Given, then, the innate wisdom of the "divide and conquer" axiom, this scorched earth approach must be a bad thing. A fractured left is a weakened left, and a weakened left can never, ever find its way back to relevance. Right?

In reality, it all depends on how it plays out in the coming month, because "divide and conquer" may not be the axiom in play if the rift can be finessed. Instead, the far more liberal mantra of "diversity is strength" could cede policy victories to the American left -- even to those currently demonizing FDL's Jane Hamsher and her allies.

So-called "movement conservatives" have proven that size does not necessarily matter when it comes to impacting policy. In fact, the beltway seems to respond to a definition of political force that mirrors Newton's own definition of physical force in his second law: f=ma (force equals mass times acceleration). The Uygur/Hamsher activist faction may divorce itself of some mass through its approach, but through an even greater increase in its acceleration (by being more focused and nimble), it could end up a far more potent political force when all is said and done.

In addition, there's even the potential for a good-cop/bad-cop dynamic among progressive ideological allies on either side of this attack-strategy divide. It may be distasteful for the Hamsher opponents among the left to consider, but the fact is that Rahm Emanuel may be more inclined to bring what he sees as agreeable progressives into the process in an active way if he thinks it may limit or even undermine the FDL-set during delicate negotiations. It may not put Jane Hamsher or Glenn Greenwald at the table personally, but it would be progressives at the table nonetheless - which is better than what we've got at present.

Is this more optimistic view the way the dynamics will play out in the coming months? Maybe, maybe not. There's no question that FDL and company are engaging in a high stakes gamble that could either enhance the left's impact, or further erode it. The answer to the question of which way it will all turn depends less on who is right, and more on how this tightrope is walked in the coming weeks.

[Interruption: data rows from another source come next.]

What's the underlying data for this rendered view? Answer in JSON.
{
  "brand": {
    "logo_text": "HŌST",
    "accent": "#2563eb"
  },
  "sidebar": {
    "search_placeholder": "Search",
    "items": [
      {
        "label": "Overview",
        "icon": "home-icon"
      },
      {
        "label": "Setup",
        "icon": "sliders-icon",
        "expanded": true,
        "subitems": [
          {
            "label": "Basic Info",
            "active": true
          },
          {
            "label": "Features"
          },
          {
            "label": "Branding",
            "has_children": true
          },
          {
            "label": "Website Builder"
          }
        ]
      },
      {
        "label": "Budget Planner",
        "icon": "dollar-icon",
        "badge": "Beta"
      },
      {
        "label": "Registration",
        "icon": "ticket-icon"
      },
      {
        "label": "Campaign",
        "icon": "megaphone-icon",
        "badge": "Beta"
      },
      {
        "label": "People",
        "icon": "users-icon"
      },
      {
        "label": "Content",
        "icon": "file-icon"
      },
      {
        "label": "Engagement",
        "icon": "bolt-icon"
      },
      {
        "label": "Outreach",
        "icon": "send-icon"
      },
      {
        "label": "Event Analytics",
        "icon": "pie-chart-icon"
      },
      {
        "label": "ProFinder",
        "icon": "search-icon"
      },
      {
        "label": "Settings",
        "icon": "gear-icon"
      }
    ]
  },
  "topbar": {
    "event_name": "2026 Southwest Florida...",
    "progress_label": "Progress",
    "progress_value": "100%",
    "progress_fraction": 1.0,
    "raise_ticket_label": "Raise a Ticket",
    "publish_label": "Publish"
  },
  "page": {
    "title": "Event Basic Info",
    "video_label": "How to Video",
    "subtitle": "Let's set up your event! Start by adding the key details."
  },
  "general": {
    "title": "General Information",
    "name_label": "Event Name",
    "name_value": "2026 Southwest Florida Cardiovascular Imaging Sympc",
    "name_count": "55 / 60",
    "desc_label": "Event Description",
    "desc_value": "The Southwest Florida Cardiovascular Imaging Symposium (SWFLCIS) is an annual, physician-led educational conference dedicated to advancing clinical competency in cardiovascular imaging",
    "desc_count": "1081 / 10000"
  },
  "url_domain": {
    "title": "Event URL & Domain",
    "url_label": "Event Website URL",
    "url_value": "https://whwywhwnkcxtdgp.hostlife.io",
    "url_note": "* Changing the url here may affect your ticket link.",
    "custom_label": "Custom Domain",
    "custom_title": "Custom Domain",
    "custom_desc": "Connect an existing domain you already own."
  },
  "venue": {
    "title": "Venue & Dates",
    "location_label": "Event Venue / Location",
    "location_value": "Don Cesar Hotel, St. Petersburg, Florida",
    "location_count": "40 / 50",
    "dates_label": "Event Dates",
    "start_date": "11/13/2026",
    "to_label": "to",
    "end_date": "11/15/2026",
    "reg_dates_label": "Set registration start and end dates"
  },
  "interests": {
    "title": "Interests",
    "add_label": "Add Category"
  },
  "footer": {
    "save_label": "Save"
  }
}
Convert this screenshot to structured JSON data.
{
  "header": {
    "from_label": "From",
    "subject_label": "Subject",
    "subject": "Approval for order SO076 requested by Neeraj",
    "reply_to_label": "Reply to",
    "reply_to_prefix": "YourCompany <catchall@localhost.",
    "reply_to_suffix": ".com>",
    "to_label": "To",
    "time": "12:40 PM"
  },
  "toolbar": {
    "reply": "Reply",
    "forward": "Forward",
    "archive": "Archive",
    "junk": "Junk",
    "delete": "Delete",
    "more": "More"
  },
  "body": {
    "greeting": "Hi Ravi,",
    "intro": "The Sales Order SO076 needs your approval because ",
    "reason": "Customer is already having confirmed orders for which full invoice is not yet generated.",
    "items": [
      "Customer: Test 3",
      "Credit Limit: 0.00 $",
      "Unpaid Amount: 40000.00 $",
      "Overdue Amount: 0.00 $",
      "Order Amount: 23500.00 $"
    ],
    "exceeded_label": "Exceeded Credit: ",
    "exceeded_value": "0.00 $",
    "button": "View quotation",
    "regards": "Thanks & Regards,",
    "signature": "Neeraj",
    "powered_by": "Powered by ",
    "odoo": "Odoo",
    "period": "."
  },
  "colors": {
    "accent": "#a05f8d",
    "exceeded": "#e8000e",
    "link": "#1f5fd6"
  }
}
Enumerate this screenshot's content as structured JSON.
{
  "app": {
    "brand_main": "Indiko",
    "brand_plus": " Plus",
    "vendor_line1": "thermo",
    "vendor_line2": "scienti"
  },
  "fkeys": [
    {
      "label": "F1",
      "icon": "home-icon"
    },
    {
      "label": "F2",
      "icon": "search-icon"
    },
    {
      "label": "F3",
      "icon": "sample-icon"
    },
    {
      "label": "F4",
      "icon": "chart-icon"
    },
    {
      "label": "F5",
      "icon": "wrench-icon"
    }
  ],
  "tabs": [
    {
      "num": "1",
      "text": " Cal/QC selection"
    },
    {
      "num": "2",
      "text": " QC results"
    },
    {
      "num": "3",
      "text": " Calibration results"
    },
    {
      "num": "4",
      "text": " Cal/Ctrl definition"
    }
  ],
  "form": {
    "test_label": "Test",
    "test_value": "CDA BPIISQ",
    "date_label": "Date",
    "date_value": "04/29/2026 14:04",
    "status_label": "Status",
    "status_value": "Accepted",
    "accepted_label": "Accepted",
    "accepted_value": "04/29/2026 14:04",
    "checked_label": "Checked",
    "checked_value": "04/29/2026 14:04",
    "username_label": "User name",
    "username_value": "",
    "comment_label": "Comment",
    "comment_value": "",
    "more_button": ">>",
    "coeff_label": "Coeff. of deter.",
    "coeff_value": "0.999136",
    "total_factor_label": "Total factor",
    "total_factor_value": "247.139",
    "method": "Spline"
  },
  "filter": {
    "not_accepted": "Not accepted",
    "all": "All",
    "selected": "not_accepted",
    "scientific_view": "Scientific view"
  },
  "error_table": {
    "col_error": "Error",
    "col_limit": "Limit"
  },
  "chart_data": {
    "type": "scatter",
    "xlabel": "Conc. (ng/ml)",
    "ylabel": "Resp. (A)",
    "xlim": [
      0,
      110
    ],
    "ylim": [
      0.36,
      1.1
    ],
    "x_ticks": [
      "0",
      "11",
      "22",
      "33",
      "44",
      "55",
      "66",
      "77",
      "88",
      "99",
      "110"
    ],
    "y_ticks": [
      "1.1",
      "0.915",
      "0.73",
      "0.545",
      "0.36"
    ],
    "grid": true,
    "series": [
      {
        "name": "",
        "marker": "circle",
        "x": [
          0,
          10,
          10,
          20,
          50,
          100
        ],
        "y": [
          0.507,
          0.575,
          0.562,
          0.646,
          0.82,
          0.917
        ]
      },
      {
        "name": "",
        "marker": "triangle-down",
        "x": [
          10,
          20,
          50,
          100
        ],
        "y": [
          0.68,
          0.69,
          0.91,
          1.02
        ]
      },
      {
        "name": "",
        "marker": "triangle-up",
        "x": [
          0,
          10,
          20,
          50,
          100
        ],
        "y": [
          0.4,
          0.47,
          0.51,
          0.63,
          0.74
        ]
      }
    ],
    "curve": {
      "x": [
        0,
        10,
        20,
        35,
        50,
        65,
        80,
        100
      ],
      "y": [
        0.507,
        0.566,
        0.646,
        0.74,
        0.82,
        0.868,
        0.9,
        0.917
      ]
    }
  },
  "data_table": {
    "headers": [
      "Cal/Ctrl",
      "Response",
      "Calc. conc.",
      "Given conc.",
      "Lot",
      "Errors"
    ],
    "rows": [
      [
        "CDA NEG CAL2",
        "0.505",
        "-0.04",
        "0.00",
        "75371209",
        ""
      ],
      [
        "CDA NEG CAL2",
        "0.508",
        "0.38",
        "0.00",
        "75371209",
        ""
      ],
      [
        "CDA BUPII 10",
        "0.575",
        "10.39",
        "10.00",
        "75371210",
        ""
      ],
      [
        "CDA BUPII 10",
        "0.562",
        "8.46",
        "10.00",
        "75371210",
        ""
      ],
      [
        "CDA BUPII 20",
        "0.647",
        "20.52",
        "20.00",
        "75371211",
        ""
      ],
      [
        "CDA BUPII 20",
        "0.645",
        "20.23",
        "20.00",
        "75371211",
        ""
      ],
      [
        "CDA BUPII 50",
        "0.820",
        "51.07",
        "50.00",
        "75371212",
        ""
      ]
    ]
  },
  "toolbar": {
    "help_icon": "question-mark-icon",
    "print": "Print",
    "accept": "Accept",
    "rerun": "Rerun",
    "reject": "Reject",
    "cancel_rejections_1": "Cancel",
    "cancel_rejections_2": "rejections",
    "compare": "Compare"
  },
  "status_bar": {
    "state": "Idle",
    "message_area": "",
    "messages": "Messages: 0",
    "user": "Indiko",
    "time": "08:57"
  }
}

However you slice it, a decision to turn up the heat on this White House, in the process solidifying the split in the left, is a high risk strategy. But it would seem that the administration has left progressives little choice if they want a way back to the negotiating table.